“There are going to be no small events between here and November 2024, so I think we can forget the idea that there are going to be off-days or off-races,” he added. “Everybody is going to be there, they are all bringing their A-game and, while there is a lot of pressure on everybody’s shoulders, I think it’s good for the Class because everybody’s treating every event with the respect it deserves.”

Among the non-French skippers in the race will be Pip Hare, the British navigator who now sails the former Banque Populaire VII that won the 2016-17 Vendée Globe and came third in the last race in the hands of Louis Burton. After an intensive month’s training based at Cascais in Portugal, where she benefitted from coaching by Jack Bouttell and Ben Schwartz, Hare is preparing herself for her first competitive outing on a foiling flyer, now complete with Medallia branding.

“It feels like it has come round so quickly. It’s nerve –wracking – it’s a big fleet with some big names this year,” said the 48-year-old from Poole on the English south coast who came 19th in the last Vendée Globe in the second oldest boat in the fleet. “The boat has had a great re-fit, it is in great condition and I am turning up on very different terms.

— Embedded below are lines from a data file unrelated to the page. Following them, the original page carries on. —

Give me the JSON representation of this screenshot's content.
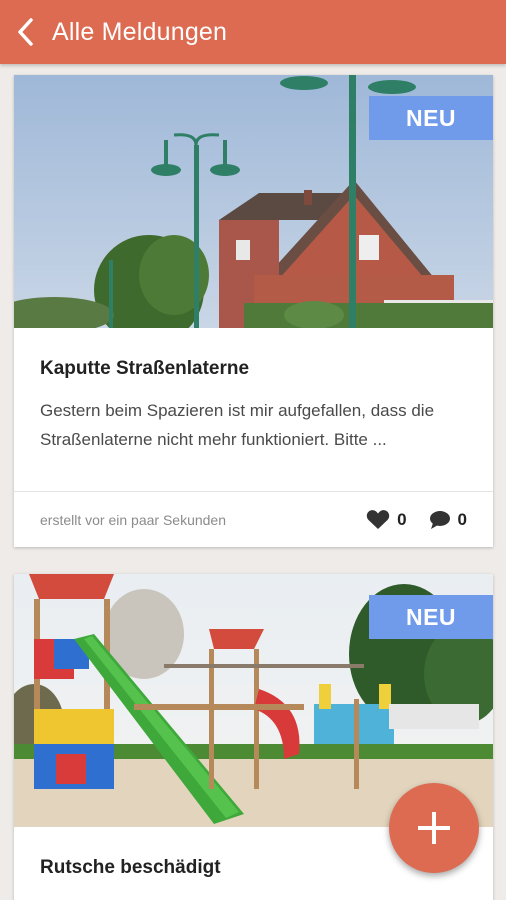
{
  "appbar": {
    "title": "Alle Meldungen",
    "back_icon": "chevron-left-icon",
    "color": "#dc6b52"
  },
  "reports": [
    {
      "badge": "NEU",
      "title": "Kaputte Straßenlaterne",
      "description": "Gestern beim Spazieren ist mir aufgefallen, dass die Straßenlaterne nicht mehr funktioniert. Bitte ...",
      "created": "erstellt vor ein paar Sekunden",
      "likes": "0",
      "comments": "0",
      "image": "street-lamp-photo"
    },
    {
      "badge": "NEU",
      "title": "Rutsche beschädigt",
      "image": "playground-photo"
    }
  ],
  "fab": {
    "icon": "plus-icon"
  },
  "colors": {
    "badge": "#6f9bea",
    "background": "#eeebe8"
  }
}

This is kind of a line in the sand for me; this is where I need to progress forwards from and I’m kind of here thinking I don’t know what this race is going to look like, I don’t know how I am going to line up against these people.”

Hare is trying to make a transition, moving from the middle-to-back section of the IMOCA fleet to the top-10. It’s a big step performance-wise and psychologically, and she is well aware of the scale of the task ahead of her. “When you go into something as an underdog, you look at everyone else and put them on a pedestal,” she said. “Everyone else in the fleet is just in a different league to you. And now, I haven’t changed, I don’t feel like I’ve changed as a person, but all of a sudden I am one of them.”

We asked what her goal for this race will be? “I don’t think a hard number in terms of results is enough of an objective for me,” she said. “It is a relatively short race. I am well prepared. I’ve had a really good session of training, so my objective would be to maintain the boat’s performance at a steady rate through the race – make sure I hit my polars, not find any excuses, just take everything I’ve learned and apply it. I would hope that is going to get me a top-10 result.”

The action at the Guyader Bermudes 1000 Race gets underway on Friday with speeds runs on Brest Harbour as the IMOCA crews compete in the Pom’Potes Challenge.